In the 2012 GOP presidential primary, same-sex marriage did not come up much, in part because the candidates were all in agreement, not only with each other but with President Obama, who did not announce his own evolution on the issue until the Republican contest was all but settled. This time around, some social conservative strategists think the issues could be muted again, since the pressing questions on same-sex marriage reside mostly with the courts. In the first in the nation primary state of New Hampshire, 54 percent of Republicans favor allowing gays and lesbians to have legal civil marriage. In the first in the West caucus state of Nevada, the state Republican Party has dropped opposition to same-sex marriage as part of its platform.
But the presence of evangelical primary voters, especially in Iowa and South Carolina among the early states, means that some candidates will press their advantage.
“You could easily see a situation where a Rick Santorum or a Mike Huckabee are pressing this issue, and you hope that the rest of the field just leaves it to them,” said one pro-same-sex marriage GOP strategist.
“Traditionally, the Republican Party supports traditional marriage,” said Alice Stewart, a GOP strategist allied with Huckabee. “If Governor Huckabee were to enter the race, he has supported traditional marriage. He always has and he always will.”

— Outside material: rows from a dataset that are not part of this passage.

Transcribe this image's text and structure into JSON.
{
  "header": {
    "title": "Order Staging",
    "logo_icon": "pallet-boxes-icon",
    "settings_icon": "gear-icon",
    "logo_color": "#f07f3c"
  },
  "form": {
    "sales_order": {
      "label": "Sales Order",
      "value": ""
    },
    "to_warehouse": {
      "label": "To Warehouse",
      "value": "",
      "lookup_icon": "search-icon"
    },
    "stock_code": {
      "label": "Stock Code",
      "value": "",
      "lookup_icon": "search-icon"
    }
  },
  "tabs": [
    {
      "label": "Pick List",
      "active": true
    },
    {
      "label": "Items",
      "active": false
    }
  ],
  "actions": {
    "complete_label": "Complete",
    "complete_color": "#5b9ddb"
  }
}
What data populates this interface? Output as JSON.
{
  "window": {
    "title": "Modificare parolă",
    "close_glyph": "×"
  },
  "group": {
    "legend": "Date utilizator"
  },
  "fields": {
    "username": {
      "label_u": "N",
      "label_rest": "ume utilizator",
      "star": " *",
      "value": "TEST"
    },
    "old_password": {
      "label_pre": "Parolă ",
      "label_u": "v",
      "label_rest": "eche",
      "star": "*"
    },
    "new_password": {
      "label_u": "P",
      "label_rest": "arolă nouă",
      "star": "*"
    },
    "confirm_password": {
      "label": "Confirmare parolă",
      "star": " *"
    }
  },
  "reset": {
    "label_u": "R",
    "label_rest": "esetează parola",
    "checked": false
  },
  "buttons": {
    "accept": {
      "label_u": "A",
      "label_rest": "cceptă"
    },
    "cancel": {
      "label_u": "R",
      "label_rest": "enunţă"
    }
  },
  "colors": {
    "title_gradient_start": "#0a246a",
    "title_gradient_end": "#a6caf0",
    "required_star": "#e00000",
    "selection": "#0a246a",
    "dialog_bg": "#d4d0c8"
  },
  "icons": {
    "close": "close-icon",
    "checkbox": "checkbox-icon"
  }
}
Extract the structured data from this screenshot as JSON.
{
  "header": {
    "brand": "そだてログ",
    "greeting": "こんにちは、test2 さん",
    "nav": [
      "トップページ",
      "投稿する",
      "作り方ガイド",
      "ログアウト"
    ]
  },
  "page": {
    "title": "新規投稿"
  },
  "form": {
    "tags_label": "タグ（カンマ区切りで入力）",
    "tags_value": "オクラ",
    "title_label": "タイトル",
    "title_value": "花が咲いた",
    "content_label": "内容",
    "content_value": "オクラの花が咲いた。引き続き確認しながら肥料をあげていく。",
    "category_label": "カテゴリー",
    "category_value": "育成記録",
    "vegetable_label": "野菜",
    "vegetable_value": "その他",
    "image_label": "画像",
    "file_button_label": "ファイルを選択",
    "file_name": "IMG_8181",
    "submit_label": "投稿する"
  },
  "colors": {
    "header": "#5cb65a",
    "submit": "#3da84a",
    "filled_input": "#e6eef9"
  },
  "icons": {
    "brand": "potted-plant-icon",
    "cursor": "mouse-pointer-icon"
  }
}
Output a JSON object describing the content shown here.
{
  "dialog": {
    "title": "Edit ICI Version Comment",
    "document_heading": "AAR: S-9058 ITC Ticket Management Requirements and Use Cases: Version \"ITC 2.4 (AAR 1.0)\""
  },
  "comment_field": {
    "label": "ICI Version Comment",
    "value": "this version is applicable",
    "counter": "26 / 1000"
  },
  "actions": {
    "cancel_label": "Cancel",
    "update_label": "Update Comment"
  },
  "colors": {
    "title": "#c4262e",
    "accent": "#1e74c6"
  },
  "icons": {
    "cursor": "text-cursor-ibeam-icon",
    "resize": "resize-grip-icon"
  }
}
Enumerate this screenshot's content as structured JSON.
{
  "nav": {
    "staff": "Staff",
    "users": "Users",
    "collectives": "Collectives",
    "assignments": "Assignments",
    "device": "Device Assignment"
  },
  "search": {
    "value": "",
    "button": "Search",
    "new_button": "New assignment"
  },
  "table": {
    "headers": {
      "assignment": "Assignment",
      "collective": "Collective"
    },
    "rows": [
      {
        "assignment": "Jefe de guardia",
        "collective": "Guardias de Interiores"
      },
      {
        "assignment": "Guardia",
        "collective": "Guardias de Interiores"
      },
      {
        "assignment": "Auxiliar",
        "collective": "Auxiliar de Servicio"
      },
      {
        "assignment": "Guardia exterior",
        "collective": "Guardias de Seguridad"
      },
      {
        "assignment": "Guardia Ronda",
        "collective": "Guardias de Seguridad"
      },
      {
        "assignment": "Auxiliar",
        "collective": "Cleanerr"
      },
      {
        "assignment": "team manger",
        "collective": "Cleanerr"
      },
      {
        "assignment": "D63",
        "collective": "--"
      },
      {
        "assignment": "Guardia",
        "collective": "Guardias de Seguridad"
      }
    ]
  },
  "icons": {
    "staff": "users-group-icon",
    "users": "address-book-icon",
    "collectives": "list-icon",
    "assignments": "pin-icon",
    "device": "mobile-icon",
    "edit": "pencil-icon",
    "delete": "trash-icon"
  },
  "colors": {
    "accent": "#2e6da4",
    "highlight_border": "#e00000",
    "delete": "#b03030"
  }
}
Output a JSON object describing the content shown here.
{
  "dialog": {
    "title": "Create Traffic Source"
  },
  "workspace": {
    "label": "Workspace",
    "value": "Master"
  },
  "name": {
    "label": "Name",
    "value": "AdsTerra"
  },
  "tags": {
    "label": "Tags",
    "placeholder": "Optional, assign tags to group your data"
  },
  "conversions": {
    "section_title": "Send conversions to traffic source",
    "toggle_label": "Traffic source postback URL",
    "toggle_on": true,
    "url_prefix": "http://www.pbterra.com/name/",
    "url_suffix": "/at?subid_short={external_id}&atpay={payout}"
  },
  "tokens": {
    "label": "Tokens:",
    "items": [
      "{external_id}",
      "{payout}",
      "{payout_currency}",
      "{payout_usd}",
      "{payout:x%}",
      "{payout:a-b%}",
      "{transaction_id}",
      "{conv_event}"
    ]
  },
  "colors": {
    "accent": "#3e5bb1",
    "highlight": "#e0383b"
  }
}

Evan Wolfson, the president of Freedom to Marry, one of the nation’s foremost same sex marriage advocacy groups, said that even without Portman in the race, it is too early to tell if the GOP field will be without a marriage equality candidate, considering how fast public opinion—and with it, public officials—are moving on the matter.
“2016 is still a long time away,” he said. “Who knows what will happen?”
Wolfson pointed to a number of Republican governors who already at the very least have chosen not to fight the issue out in their states where courts or the legislature acted, including Christie and Wisconsin’s Scott Walker, who once county clerks began issuing marriage licenses said, “For us, it’s over.”
Christie, Walker, and Paul have all argued that the marriage issue is one better left to the states. Their position is identical to the one held by Hillary Clinton, a fact that delights Gregory T. Angelo, the head of the Log Cabin Republicans, a gay rights GOP group.
“Hillary Clinton has a position on marriage that is to the right of everyone else in her party,” he said. “Part of me cannot wait to see her twist herself into contortions explaining why her position is different from her party’s platform.”
In other words, expect the marriage matter to be a bipartisan affair.
“That is a fact we are certainly going to be reminding Democrats about,” Angelo said.